Exercise =
Where a line of the listing below includes the word "Microsoft", reproduce that line.

Information =

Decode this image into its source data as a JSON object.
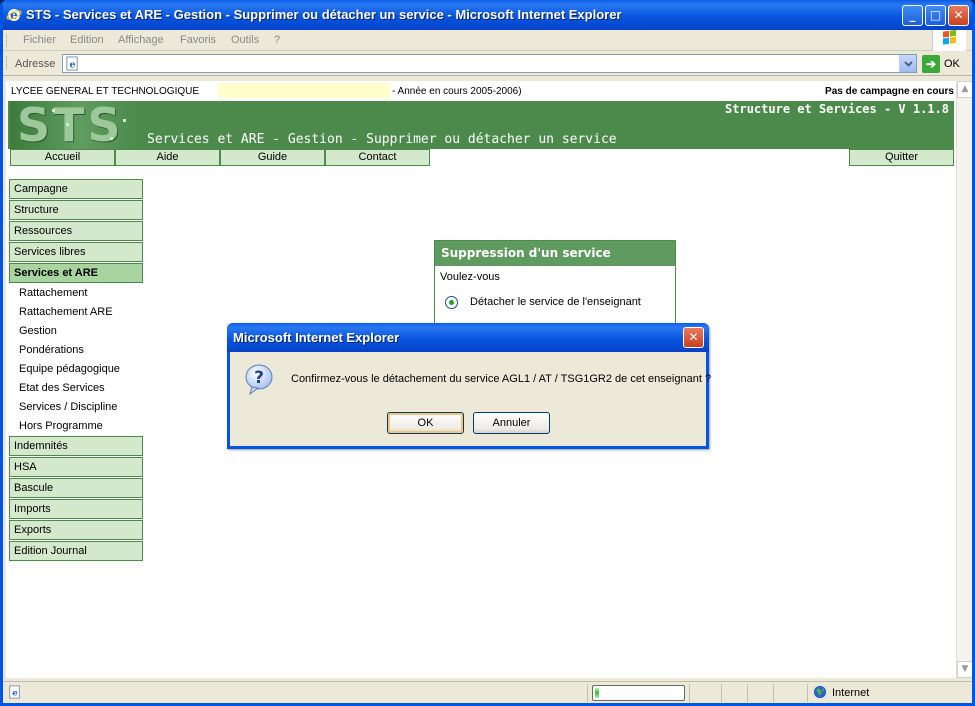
{
  "window": {
    "title": "STS - Services et ARE - Gestion - Supprimer ou détacher un service - Microsoft Internet Explorer",
    "minimize_glyph": "_",
    "maximize_glyph": "□",
    "close_glyph": "✕"
  },
  "menubar": {
    "items": [
      "Fichier",
      "Edition",
      "Affichage",
      "Favoris",
      "Outils",
      "?"
    ]
  },
  "addressbar": {
    "label": "Adresse",
    "value": "",
    "go_arrow": "➔",
    "go_label": "OK"
  },
  "page": {
    "infobar": {
      "school": "LYCEE GENERAL ET TECHNOLOGIQUE",
      "year": "- Année en cours 2005-2006)",
      "campaign": "Pas de campagne en cours"
    },
    "banner": {
      "logo_text": "STS",
      "app_version": "Structure et Services - V 1.1.8",
      "page_title": "Services et ARE - Gestion - Supprimer ou détacher un service"
    },
    "topnav": [
      "Accueil",
      "Aide",
      "Guide",
      "Contact",
      "Quitter"
    ],
    "sidebar": {
      "top_items": [
        "Campagne",
        "Structure",
        "Ressources",
        "Services libres",
        "Services et ARE"
      ],
      "sub_items": [
        "Rattachement",
        "Rattachement ARE",
        "Gestion",
        "Pondérations",
        "Equipe pédagogique",
        "Etat des Services",
        "Services / Discipline",
        "Hors Programme"
      ],
      "bottom_items": [
        "Indemnités",
        "HSA",
        "Bascule",
        "Imports",
        "Exports",
        "Edition Journal"
      ]
    },
    "panel": {
      "title": "Suppression d'un service",
      "question": "Voulez-vous",
      "option": "Détacher le service de l'enseignant"
    }
  },
  "dialog": {
    "title": "Microsoft Internet Explorer",
    "icon": "question-icon",
    "message": "Confirmez-vous le détachement du service AGL1 / AT / TSG1GR2 de cet enseignant ?",
    "ok_label": "OK",
    "cancel_label": "Annuler",
    "close_glyph": "✕"
  },
  "statusbar": {
    "progress": 0.05,
    "zone": "Internet"
  },
  "scrollbar": {
    "up_glyph": "▲",
    "down_glyph": "▼"
  },
  "colors": {
    "xp_blue": "#0055e5",
    "sts_green": "#4c8a4c",
    "nav_green": "#d4e8cc",
    "active_green": "#a8d4a0"
  }
}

Answer below =
    "title": "STS - Services et ARE - Gestion - Supprimer ou détacher un service - Microsoft Internet Explorer",
    "title": "Microsoft Internet Explorer",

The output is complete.